Seems fine, at first.  Not ground-breaking, but fine.

It didn't take me too many pages to start talking back to the book.  "No, that isn't right."  "Does he mean to say...?"  "Did I accidentally pick up a pop psychology book?"

I hadn't even made it to Scene 1 in the book before I read things like, "God isn't going to ask, 'Why weren't you more like Billy Graham [...]?  God is going to ask, 'Why weren't you more like you?'"

I don't know about that.

The book asserts that we need to find out who we are so that we can know who God is.  It sounds fine, I suppose.  But it doesn't have that satisfying ring of truth.  1 Corinthians 2:2 has Paul saying, "For I determined to know nothing among you except Jesus Christ, and Him crucified."  That's it.  We never see Paul or Jesus or Moses or Noah looking back into their past memories so that they could find their soul print. They kept their eyes on the Lord. 
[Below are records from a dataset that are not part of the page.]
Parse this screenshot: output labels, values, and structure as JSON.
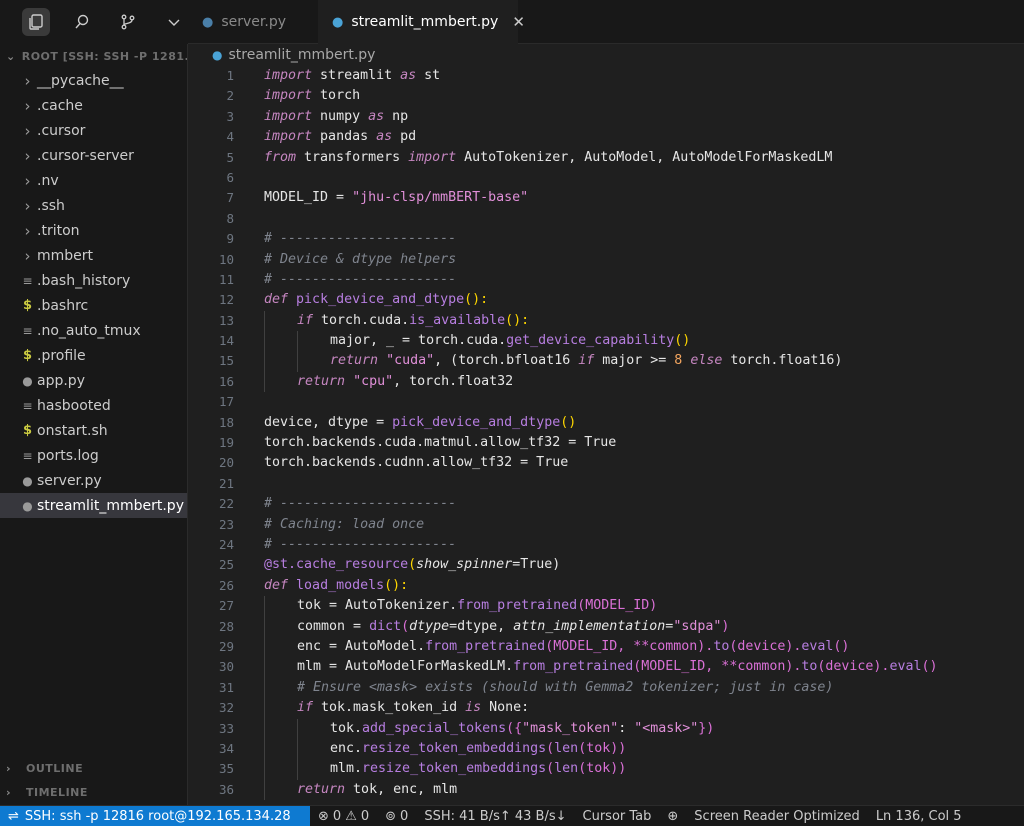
{
  "tabs": [
    {
      "label": "server.py",
      "active": false
    },
    {
      "label": "streamlit_mmbert.py",
      "active": true
    }
  ],
  "tab_close": "✕",
  "explorer": {
    "root_label": "ROOT [SSH: SSH -P 1281...",
    "items": [
      {
        "label": "__pycache__",
        "type": "folder"
      },
      {
        "label": ".cache",
        "type": "folder"
      },
      {
        "label": ".cursor",
        "type": "folder"
      },
      {
        "label": ".cursor-server",
        "type": "folder"
      },
      {
        "label": ".nv",
        "type": "folder"
      },
      {
        "label": ".ssh",
        "type": "folder"
      },
      {
        "label": ".triton",
        "type": "folder"
      },
      {
        "label": "mmbert",
        "type": "folder"
      },
      {
        "label": ".bash_history",
        "type": "file"
      },
      {
        "label": ".bashrc",
        "type": "shell"
      },
      {
        "label": ".no_auto_tmux",
        "type": "file"
      },
      {
        "label": ".profile",
        "type": "shell"
      },
      {
        "label": "app.py",
        "type": "python"
      },
      {
        "label": "hasbooted",
        "type": "file"
      },
      {
        "label": "onstart.sh",
        "type": "shell"
      },
      {
        "label": "ports.log",
        "type": "file"
      },
      {
        "label": "server.py",
        "type": "python"
      },
      {
        "label": "streamlit_mmbert.py",
        "type": "python",
        "selected": true
      }
    ],
    "outline_label": "OUTLINE",
    "timeline_label": "TIMELINE"
  },
  "breadcrumb": "streamlit_mmbert.py",
  "code_lines": [
    "1",
    "2",
    "3",
    "4",
    "5",
    "6",
    "7",
    "8",
    "9",
    "10",
    "11",
    "12",
    "13",
    "14",
    "15",
    "16",
    "17",
    "18",
    "19",
    "20",
    "21",
    "22",
    "23",
    "24",
    "25",
    "26",
    "27",
    "28",
    "29",
    "30",
    "31",
    "32",
    "33",
    "34",
    "35",
    "36"
  ],
  "code": {
    "l1": [
      "import",
      " streamlit ",
      "as",
      " st"
    ],
    "l2": [
      "import",
      " torch"
    ],
    "l3": [
      "import",
      " numpy ",
      "as",
      " np"
    ],
    "l4": [
      "import",
      " pandas ",
      "as",
      " pd"
    ],
    "l5": [
      "from",
      " transformers ",
      "import",
      " AutoTokenizer, AutoModel, AutoModelForMaskedLM"
    ],
    "l7": [
      "MODEL_ID = ",
      "\"jhu-clsp/mmBERT-base\""
    ],
    "l9": "# ----------------------",
    "l10": "# Device & dtype helpers",
    "l11": "# ----------------------",
    "l12": [
      "def",
      " ",
      "pick_device_and_dtype",
      "():",
      ""
    ],
    "l13": [
      "if",
      " torch.cuda.",
      "is_available",
      "():"
    ],
    "l14": [
      "major, _ = torch.cuda.",
      "get_device_capability",
      "()"
    ],
    "l15": [
      "return",
      " ",
      "\"cuda\"",
      ", (torch.bfloat16 ",
      "if",
      " major >= ",
      "8",
      " ",
      "else",
      " torch.float16)"
    ],
    "l16": [
      "return",
      " ",
      "\"cpu\"",
      ", torch.float32"
    ],
    "l18": [
      "device, dtype = ",
      "pick_device_and_dtype",
      "()"
    ],
    "l19": "torch.backends.cuda.matmul.allow_tf32 = True",
    "l20": "torch.backends.cudnn.allow_tf32 = True",
    "l22": "# ----------------------",
    "l23": "# Caching: load once",
    "l24": "# ----------------------",
    "l25": [
      "@st.",
      "cache_resource",
      "(",
      "show_spinner",
      "=True)"
    ],
    "l26": [
      "def",
      " ",
      "load_models",
      "():"
    ],
    "l27": [
      "tok = AutoTokenizer.",
      "from_pretrained",
      "(MODEL_ID)"
    ],
    "l28": [
      "common = ",
      "dict",
      "(",
      "dtype",
      "=dtype, ",
      "attn_implementation",
      "=",
      "\"sdpa\"",
      ")"
    ],
    "l29": [
      "enc = AutoModel.",
      "from_pretrained",
      "(MODEL_ID, **common).",
      "to",
      "(device).",
      "eval",
      "()"
    ],
    "l30": [
      "mlm = AutoModelForMaskedLM.",
      "from_pretrained",
      "(MODEL_ID, **common).",
      "to",
      "(device).",
      "eval",
      "()"
    ],
    "l31": "# Ensure <mask> exists (should with Gemma2 tokenizer; just in case)",
    "l32": [
      "if",
      " tok.mask_token_id ",
      "is",
      " None:"
    ],
    "l33": [
      "tok.",
      "add_special_tokens",
      "({",
      "\"mask_token\"",
      ": ",
      "\"<mask>\"",
      "})"
    ],
    "l34": [
      "enc.",
      "resize_token_embeddings",
      "(",
      "len",
      "(tok))"
    ],
    "l35": [
      "mlm.",
      "resize_token_embeddings",
      "(",
      "len",
      "(tok))"
    ],
    "l36": [
      "return",
      " tok, enc, mlm"
    ]
  },
  "status": {
    "remote": "SSH: ssh -p 12816 root@192.165.134.28",
    "errors": "0",
    "warnings": "0",
    "ports": "0",
    "ssh_speed": "SSH: 41 B/s↑ 43 B/s↓",
    "cursor_tab": "Cursor Tab",
    "screen_reader": "Screen Reader Optimized",
    "position": "Ln 136, Col 5"
  }
}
When we walk closely with God, we become who He made us to be. 

I did find the book easy-to-read and the author's writing style is engaging.  Even when he delves into the question of whether Saul was dealing with a #1 or #2 (yeah, you read that right) when he was in the cave "relieving himself".  I have to admit, I've never heard anyone get quite as deep into that passage.

I won't recommend this book to anyone. If someone asks me about it, I'll probably tell them that it isn't heresy, but it isn't going to help your walk with the Lord, either.

This review brought to you by me, the letter C and from WaterBrook Multnomah Publishing Group, who gave me the book for free in exchange for my book review.

Monday, January 31, 2011

Gold Bond Is Cool

A short while after applying Gold Bond medicated itching cream (with menthol) to a bug bite on my arm, I became suddenly aware that I must not have gotten all the lotion off of my hands after application.  And as the menthol-induced coolness at the new and shocking location intensified, so did my wish that it was customary to wash ones hands before using the restroom.